Updated: October 28, 2021
Trademark registrants secured a major victory in the recent 1-800 Contacts v. The Federal Trade Commission decision by the Second Circuit Court of Appeals. The court ruled that trademark settlement agreements do not violate the Sherman Antitrust Act. This decision may be a blanket invitation for more aggressive trademark enforcement.
The Sherman Antitrust Act was enacted in 1890 with the goal of preventing harmful business practices and preserving a competitive marketplace. Both the Federal Trade Commission (FTC) and private citizens can bring suits against businesses who engage in anticompetitive conduct violating the Sherman Act.
To establish a Sherman Act violation, the FTC or a private citizen must establish that (1) a contract, combination or conspiracy exists that (2) unreasonably restrains trade.
The FTC alleged that 1-800 Contacts violated the Sherman Act by entering into thirteen settlement agreements and one sourcing and services agreement with its competitors. These agreements restricted bidding on certain keywords and terms in search engine auctions, effectively preventing competitors from advertising competing products. The FTC argued that the agreements unreasonably restrained truthful, non-misleading advertising and restrained price competition in search advertising auctions. Additionally, the FTC argued the agreements were inherently suspect, meaning the agreements were obviously anticompetitive.

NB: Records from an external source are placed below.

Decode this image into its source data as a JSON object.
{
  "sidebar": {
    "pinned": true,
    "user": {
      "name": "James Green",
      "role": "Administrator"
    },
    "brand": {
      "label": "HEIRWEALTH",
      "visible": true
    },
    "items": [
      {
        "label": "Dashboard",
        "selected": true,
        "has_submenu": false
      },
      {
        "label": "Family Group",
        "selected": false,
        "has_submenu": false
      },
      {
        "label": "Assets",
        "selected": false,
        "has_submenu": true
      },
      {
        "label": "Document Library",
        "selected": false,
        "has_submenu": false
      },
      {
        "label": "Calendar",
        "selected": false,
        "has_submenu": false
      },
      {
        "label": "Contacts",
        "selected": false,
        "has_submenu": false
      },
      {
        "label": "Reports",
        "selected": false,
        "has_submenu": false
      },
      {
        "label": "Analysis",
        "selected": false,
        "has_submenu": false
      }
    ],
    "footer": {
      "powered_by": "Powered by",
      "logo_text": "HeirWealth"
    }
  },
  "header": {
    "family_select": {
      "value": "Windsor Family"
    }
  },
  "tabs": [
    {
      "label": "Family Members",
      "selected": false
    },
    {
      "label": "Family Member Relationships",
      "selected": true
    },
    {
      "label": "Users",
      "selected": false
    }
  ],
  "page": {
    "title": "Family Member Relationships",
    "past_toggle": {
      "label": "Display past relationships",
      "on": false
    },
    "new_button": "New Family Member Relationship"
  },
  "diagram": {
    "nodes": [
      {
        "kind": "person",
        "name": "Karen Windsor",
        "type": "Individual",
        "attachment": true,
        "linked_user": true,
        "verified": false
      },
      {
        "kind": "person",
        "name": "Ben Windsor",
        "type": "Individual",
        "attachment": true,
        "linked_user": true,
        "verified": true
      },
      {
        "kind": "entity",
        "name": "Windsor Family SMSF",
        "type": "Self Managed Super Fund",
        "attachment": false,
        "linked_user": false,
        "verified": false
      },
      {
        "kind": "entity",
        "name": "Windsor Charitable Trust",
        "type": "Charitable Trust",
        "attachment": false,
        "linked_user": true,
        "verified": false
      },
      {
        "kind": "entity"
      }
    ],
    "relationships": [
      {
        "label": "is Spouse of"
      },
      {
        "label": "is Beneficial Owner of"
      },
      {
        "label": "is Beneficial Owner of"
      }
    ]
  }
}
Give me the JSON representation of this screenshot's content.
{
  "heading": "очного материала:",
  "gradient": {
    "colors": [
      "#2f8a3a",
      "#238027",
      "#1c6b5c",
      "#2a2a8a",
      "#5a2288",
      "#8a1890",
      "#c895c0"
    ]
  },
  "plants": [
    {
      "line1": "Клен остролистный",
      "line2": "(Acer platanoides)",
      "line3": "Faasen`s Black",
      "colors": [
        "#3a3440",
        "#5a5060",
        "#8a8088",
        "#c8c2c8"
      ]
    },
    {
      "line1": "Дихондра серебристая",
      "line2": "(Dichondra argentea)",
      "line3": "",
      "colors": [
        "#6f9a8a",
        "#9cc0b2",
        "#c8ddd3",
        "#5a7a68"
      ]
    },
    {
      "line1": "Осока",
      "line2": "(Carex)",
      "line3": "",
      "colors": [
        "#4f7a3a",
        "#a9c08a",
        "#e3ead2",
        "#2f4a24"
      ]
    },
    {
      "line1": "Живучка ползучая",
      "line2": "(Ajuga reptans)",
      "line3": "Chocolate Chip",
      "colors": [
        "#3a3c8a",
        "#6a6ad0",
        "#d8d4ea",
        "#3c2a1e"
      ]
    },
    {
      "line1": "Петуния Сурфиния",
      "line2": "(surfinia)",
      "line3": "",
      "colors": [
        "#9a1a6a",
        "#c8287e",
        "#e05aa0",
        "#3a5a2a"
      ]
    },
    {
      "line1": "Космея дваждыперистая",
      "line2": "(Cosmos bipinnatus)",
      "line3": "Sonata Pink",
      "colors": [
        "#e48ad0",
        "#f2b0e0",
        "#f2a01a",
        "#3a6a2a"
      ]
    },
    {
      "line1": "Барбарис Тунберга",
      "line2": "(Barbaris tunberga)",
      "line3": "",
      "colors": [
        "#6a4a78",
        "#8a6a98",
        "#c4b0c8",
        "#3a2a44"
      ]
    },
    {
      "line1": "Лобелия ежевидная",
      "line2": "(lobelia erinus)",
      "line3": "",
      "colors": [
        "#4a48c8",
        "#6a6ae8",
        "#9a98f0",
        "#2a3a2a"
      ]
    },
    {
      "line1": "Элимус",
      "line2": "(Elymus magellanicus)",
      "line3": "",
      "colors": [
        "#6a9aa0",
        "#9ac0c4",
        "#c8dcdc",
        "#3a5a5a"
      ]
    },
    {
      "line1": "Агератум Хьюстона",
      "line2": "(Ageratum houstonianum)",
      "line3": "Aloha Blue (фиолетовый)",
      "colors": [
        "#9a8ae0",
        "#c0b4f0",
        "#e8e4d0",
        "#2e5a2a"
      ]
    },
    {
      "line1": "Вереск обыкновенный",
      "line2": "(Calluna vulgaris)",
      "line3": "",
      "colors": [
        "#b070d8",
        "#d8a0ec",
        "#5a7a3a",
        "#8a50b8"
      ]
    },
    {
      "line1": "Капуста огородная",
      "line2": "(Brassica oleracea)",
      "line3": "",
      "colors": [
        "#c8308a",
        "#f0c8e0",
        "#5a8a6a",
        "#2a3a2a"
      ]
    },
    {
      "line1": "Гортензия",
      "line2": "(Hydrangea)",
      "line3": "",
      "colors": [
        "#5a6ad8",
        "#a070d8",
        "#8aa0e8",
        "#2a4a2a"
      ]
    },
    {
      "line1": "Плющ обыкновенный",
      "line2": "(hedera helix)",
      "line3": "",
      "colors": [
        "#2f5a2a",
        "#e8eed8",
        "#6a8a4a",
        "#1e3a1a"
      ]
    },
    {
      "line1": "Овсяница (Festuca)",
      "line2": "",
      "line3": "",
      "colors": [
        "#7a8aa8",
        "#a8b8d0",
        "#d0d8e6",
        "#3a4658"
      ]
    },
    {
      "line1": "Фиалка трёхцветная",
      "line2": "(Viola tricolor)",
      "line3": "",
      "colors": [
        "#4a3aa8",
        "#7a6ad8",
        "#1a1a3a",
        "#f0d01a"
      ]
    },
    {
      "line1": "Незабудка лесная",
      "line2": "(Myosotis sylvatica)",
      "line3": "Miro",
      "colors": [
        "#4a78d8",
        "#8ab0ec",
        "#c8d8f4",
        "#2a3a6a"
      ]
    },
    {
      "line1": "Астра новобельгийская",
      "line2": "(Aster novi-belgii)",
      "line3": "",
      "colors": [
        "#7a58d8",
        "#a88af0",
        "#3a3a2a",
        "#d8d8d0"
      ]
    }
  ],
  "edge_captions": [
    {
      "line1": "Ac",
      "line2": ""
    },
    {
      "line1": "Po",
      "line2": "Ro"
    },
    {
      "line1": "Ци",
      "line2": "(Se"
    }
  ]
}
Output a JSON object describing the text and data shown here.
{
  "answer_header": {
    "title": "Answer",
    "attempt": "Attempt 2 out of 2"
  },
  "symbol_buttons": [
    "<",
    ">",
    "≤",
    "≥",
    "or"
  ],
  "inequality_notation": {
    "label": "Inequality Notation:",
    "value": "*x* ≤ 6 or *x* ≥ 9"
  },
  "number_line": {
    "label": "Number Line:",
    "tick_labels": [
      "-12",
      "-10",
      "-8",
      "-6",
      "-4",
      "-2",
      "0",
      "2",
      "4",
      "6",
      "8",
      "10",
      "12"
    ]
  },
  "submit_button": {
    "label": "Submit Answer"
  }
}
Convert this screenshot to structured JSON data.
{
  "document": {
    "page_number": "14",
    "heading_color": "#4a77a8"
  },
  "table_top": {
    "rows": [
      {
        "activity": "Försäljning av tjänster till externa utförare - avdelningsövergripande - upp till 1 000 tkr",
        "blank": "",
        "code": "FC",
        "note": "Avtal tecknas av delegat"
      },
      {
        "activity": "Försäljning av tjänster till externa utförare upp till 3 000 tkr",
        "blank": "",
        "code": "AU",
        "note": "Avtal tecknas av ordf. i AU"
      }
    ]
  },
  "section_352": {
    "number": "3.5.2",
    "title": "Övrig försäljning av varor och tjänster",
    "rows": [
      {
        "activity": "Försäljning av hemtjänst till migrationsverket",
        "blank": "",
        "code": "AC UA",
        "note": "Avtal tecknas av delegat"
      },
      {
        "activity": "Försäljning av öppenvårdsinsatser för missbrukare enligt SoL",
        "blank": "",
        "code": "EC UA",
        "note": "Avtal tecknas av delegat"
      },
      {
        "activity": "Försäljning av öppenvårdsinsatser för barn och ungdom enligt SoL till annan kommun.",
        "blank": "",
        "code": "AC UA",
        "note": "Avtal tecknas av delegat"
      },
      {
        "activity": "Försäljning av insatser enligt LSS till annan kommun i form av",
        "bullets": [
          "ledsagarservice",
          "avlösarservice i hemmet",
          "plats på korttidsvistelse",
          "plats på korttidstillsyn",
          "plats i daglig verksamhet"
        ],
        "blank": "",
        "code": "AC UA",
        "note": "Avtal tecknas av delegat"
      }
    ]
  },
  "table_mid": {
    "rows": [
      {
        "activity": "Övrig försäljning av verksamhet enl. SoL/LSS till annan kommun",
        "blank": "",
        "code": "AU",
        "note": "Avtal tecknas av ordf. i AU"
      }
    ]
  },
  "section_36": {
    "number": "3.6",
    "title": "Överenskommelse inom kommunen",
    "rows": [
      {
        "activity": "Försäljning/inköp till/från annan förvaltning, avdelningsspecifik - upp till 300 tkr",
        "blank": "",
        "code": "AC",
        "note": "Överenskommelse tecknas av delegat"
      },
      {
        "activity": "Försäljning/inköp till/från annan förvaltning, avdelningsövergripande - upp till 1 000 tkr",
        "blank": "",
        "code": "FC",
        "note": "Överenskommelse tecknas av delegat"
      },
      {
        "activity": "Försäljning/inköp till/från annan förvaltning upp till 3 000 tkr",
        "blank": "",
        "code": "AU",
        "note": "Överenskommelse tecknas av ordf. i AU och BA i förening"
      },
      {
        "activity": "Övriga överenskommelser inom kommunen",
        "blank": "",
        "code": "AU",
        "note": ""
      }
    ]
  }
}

The Second Circuit sided with 1-800 Contacts, finding that settlement agreements to protect trademarks do not violate the Sherman Antitrust Act. The court applied a “Rule of Reason” balancing analysis, under which the FTC was tasked with demonstrating that the settlement agreements were in fact unreasonable and anticompetitive.
Although the FTC argued that the challenged agreements were overbroad, the court reasoned that trademark settlement agreements are procompetitive, rather than anticompetitive. The Second Circuit noted that the law has traditionally favored agreements to protect trademarks, even where the agreement could prevent competitors from competing as they otherwise might.
The Second Circuit’s decision indicates that future trademark settlement agreements will be analyzed under the “Rule of Reason,” requiring a court to balance the agreement’s benefits to competition against the harms to competition. Because the court found agreements protecting trademarks are generally procompetitive, the person or entity challenging the trademark settlement agreement will need to provide direct evidence of the settlement’s anticompetitive effects. This evidentiary requirement could make it more difficult for a challenger to prove an agreement is in fact anticompetitive.
While the 1-800 Contacts decision may allow for more aggressive trademark enforcement, trademark holders do not have blanket immunity from antitrust laws. The Second Circuit noted some circumstances where a settlement agreement might be deemed anticompetitive, including situations where an agreement is entered into under duress or an agreement is between parties with unequal bargaining power.
Any business, new or established, should take the necessary steps to protect its trademarks in light of the 1-800 Contacts decision. Consult with experienced legal counsel to assist with your trademark settlement agreements.